App and web page records:

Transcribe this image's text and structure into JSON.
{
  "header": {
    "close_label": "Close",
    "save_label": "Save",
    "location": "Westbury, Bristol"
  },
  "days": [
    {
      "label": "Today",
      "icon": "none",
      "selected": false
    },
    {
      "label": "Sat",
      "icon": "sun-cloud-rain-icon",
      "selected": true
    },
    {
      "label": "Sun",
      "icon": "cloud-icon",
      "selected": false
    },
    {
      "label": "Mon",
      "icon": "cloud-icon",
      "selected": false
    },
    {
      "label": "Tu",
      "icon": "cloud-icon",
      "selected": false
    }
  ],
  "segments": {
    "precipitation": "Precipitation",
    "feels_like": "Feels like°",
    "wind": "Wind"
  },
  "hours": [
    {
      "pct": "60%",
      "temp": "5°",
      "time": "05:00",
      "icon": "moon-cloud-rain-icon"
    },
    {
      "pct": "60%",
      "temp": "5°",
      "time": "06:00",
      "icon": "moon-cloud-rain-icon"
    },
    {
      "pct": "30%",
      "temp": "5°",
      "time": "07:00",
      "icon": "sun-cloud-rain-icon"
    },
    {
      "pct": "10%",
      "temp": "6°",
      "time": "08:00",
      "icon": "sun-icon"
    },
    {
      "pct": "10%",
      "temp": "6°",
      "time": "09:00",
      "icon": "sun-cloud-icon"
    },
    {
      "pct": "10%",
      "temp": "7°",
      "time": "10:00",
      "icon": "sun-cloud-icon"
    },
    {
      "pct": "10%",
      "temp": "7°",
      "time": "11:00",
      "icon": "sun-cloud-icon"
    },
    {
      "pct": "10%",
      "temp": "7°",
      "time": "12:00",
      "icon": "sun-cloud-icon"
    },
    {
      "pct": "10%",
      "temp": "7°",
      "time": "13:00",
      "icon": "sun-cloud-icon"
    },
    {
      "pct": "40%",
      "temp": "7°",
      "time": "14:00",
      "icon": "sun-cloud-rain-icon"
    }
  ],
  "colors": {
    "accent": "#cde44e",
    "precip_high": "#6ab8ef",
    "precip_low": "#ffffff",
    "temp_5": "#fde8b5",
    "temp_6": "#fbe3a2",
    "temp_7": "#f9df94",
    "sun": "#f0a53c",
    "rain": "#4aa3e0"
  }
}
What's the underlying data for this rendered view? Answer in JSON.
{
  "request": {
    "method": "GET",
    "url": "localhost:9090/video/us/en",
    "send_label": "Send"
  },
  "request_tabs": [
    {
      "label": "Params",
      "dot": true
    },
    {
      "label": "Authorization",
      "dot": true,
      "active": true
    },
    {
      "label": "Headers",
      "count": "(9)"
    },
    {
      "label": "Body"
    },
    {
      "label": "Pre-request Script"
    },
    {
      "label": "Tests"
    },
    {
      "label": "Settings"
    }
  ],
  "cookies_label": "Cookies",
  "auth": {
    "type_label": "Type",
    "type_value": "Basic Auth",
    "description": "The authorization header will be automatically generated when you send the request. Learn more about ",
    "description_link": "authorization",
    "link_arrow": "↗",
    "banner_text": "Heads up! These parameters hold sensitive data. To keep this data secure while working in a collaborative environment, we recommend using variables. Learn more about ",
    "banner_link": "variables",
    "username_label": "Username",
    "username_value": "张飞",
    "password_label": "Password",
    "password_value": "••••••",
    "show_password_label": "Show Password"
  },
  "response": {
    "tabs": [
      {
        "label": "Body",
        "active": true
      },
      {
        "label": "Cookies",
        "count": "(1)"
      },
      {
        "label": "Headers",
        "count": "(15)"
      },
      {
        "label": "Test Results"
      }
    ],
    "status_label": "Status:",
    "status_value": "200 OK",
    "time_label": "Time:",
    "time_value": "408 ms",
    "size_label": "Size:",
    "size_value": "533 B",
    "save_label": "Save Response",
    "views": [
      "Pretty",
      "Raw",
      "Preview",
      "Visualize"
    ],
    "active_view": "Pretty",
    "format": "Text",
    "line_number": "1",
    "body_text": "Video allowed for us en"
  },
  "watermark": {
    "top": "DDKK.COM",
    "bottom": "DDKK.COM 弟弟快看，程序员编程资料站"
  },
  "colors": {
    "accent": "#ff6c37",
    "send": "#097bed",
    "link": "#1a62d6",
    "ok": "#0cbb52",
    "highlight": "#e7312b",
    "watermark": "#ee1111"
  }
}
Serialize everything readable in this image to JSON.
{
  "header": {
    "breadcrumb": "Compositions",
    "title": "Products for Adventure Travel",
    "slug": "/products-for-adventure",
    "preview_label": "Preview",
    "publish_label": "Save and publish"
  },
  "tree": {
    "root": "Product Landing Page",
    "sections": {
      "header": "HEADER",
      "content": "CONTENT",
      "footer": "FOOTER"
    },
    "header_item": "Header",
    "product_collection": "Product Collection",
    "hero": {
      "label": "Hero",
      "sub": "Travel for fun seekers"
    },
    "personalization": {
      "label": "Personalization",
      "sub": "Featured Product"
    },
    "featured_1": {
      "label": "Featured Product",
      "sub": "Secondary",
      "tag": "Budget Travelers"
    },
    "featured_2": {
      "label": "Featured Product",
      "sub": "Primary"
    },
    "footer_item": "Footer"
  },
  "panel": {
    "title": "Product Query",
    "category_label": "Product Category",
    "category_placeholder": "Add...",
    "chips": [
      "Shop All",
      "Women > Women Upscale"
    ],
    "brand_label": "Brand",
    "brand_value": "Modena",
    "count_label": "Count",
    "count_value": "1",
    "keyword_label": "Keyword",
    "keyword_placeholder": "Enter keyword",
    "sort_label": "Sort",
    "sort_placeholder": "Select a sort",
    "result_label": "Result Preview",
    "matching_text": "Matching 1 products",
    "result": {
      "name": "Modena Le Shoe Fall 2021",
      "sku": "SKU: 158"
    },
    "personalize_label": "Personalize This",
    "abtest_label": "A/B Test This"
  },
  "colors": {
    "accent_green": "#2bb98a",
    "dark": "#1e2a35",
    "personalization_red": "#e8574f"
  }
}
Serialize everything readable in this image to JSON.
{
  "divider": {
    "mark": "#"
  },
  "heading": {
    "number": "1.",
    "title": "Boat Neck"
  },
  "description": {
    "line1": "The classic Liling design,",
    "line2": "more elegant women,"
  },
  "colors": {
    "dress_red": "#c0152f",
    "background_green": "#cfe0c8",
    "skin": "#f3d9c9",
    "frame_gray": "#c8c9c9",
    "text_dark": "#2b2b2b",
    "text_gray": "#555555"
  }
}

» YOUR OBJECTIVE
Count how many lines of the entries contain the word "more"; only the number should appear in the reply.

» ANSWER BELOW
3